Monday, February 17, 1890
Sunshine, rain & snow. Mother and Alice did a large washing.
Belcher came after the shoates took six and left two – weighted 715 & 5 – $35.75
Rec’d another telegram from Frommel. to answer letter that would reach here tomorrow at once “by wire.”
F. took up meat and worked around the barn. Grandpa went to the depot to get F’s bag and to send telegram to Frommel this morn.
I have worked cutting rags what time I could get. Alice made three white aprons for herself on the machine.
Tuesday, February 18, 1890
Rec’d letter from Frommel saying that the trial has been put over until Wed. Grandpa and Frank made ready to go on the 4-40 train this P.M. Mr. Cooper came up to do the milking.
Henry found twin lambs out to the barn this morning.
Wednesday, February 19, 1890
I have not been very well today. Grandpa and F. came on the 9-12 train this eve.
Man came up with a telegram for Mrs. Cooper from Mr. Morehouse.
F. carried it down to them just before 12 o’c at night.
I took Susie out to see the baby lambs.
F. Sanderson here after vinegar.
From Thur.20 until Mar. 1
Cloudy – snowstorm this P.M. and eve with the wind blowing fearfully. I did not go about the house to do anything all day. Mrs. Cooper went to New Haven on the 10 o’c train. Her daughter is quite sick. Mr. C. borrowed 2.25 & telegram was .50 – I have been quite busy doing the last things.

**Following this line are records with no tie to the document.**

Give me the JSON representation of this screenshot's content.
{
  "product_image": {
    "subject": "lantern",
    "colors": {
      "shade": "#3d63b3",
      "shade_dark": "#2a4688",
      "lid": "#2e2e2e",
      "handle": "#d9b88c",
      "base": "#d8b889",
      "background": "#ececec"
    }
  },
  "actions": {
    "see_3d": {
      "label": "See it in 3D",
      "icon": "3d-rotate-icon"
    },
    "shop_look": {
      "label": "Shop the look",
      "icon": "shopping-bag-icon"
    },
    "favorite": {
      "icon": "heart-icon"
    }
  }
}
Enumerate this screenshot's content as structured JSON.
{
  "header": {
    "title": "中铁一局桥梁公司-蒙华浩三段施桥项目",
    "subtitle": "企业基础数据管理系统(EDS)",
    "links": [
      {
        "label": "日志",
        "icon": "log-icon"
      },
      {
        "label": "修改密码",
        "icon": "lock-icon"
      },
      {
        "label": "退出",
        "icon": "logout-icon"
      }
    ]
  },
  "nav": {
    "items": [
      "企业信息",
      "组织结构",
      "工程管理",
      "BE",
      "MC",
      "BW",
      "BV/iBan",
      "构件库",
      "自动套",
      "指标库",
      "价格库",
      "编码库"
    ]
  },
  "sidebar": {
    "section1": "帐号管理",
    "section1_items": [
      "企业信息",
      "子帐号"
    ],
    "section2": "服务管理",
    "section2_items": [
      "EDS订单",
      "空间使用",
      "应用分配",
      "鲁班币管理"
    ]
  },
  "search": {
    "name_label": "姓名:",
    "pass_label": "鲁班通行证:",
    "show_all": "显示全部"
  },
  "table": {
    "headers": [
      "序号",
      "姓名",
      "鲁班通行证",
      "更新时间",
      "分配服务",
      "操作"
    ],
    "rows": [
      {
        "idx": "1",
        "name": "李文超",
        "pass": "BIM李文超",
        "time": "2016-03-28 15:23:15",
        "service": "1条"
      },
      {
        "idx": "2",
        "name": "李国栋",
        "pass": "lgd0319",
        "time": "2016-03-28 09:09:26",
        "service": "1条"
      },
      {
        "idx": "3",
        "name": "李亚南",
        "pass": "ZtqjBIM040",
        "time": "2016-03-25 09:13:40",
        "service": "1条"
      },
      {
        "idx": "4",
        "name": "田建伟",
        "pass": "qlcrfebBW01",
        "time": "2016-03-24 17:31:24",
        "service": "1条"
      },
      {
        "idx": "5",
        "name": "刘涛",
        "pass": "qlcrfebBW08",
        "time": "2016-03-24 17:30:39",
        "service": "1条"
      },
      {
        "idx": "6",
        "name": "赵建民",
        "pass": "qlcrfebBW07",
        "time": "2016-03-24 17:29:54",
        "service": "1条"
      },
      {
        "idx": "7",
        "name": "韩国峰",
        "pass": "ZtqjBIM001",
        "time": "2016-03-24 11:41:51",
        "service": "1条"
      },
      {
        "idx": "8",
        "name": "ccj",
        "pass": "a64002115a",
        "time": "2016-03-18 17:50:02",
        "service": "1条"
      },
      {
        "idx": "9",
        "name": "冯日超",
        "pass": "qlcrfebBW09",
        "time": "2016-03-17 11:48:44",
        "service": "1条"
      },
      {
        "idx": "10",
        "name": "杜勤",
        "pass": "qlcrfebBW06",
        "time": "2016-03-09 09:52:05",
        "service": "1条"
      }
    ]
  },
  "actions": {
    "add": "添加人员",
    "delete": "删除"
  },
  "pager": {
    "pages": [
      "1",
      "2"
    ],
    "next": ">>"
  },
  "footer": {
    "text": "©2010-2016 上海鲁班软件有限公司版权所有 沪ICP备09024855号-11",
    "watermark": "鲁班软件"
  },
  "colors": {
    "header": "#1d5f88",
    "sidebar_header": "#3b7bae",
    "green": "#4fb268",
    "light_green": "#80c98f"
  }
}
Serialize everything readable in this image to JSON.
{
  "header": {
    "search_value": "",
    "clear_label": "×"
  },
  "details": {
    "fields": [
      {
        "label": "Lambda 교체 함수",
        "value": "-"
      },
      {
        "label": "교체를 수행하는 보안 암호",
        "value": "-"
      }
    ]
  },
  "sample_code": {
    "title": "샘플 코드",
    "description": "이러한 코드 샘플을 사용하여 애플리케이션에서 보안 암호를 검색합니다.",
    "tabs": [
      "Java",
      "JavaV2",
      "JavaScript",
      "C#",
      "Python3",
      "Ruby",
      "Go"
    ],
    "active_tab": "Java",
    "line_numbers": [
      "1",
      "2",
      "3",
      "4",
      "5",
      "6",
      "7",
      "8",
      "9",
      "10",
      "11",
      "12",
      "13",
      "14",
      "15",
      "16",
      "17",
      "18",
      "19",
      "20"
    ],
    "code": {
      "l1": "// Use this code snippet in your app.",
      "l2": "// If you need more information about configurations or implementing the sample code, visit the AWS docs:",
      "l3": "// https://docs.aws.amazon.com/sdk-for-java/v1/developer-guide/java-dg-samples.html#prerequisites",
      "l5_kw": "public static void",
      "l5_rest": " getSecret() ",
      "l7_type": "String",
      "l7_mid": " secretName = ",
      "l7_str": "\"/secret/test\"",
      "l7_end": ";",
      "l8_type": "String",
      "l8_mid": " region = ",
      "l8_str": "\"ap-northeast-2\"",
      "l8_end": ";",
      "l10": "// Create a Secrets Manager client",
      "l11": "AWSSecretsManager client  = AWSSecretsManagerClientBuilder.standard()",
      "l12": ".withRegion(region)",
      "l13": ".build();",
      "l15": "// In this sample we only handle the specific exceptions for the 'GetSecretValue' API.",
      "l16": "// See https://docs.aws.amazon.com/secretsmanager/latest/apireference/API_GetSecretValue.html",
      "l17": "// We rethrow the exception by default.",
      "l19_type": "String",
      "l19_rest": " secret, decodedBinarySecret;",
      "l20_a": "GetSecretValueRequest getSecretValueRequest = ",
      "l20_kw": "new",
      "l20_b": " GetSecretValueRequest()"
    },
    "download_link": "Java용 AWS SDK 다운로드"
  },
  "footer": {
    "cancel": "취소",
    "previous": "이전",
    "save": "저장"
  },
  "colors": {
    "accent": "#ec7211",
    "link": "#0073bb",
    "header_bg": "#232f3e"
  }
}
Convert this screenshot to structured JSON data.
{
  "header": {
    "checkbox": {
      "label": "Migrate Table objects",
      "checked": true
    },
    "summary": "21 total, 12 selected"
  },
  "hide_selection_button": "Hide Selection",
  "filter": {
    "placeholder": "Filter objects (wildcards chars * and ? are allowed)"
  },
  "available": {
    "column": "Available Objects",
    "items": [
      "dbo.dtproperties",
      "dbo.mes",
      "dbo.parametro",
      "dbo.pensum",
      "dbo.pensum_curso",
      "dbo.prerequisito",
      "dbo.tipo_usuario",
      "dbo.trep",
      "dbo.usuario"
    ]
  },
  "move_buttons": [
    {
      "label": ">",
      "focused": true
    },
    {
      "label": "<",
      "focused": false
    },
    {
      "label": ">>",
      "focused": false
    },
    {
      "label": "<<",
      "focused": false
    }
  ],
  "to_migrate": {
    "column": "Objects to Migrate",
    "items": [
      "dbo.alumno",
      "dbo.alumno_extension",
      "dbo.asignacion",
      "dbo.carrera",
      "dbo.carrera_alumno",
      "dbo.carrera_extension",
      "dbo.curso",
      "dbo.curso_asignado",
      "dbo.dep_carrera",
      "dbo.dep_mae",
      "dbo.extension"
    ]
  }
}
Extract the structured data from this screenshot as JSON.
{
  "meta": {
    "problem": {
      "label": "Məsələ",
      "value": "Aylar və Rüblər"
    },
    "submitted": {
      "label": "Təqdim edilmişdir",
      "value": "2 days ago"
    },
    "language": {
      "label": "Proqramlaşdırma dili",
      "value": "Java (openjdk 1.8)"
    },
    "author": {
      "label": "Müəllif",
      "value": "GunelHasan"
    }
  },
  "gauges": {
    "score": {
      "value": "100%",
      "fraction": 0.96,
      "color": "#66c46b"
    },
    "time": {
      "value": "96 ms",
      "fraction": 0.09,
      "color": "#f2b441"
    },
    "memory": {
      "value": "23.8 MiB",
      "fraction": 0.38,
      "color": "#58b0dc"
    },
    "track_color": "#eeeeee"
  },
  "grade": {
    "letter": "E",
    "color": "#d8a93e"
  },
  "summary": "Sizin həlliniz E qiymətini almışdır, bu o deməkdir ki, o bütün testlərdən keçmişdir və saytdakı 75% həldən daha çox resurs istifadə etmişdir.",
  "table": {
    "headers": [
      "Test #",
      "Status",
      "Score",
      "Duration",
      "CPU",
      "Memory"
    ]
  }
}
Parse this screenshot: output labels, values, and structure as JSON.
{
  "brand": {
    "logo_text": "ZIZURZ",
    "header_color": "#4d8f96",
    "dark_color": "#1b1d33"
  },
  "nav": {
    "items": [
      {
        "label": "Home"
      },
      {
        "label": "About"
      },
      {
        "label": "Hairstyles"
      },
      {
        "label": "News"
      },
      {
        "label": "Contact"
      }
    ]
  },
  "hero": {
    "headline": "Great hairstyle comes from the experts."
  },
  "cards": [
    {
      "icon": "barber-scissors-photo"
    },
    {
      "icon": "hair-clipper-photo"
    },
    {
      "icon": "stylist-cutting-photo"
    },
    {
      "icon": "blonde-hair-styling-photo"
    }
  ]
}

Ruby Elma was born at half past ten at night. Frank went for the Dr. and carried him home again. The wind blew fearfully and the snow flew but he had to go in a wagon. Dr. Perry is not very agreeable at such a time but I came out of it all right – and felt stronger than usual. Ruby weighed 4 ½ lbs.
Very cold, nearly down to 0.
Fri. morn Frank took a sleigh and went after Mrs. Hiram Graves. She was quite surprised to receive a call so soon.
Sun Prescott, Mattie and Emma rode down to church in a sleigh. P. looked quite manly with a sister on each side.
Mrs. Graves stayed with us ten days. Charged $7.50 for her services.
Ruby was called by Aunt Ruby’s name because she arrived on her birthday. She would have been 88 yrs. old.
Elma is after my mother.
Ruby appears to have been born prematurely – based on the weight and Mrs. Graves’ surprise at being called so soon. I am going to assume that Mrs. Graves was a midwife, though I’m not sure what services she would have provided since she was not present at the delivery itself. The late 19th century was apparently a transition time, as doctors began to more widely practice obstetrics and midwives’ role in the general population began to decrease. Emma doesn’t appear to be a fan of Dr. Perry’s bedside manner though.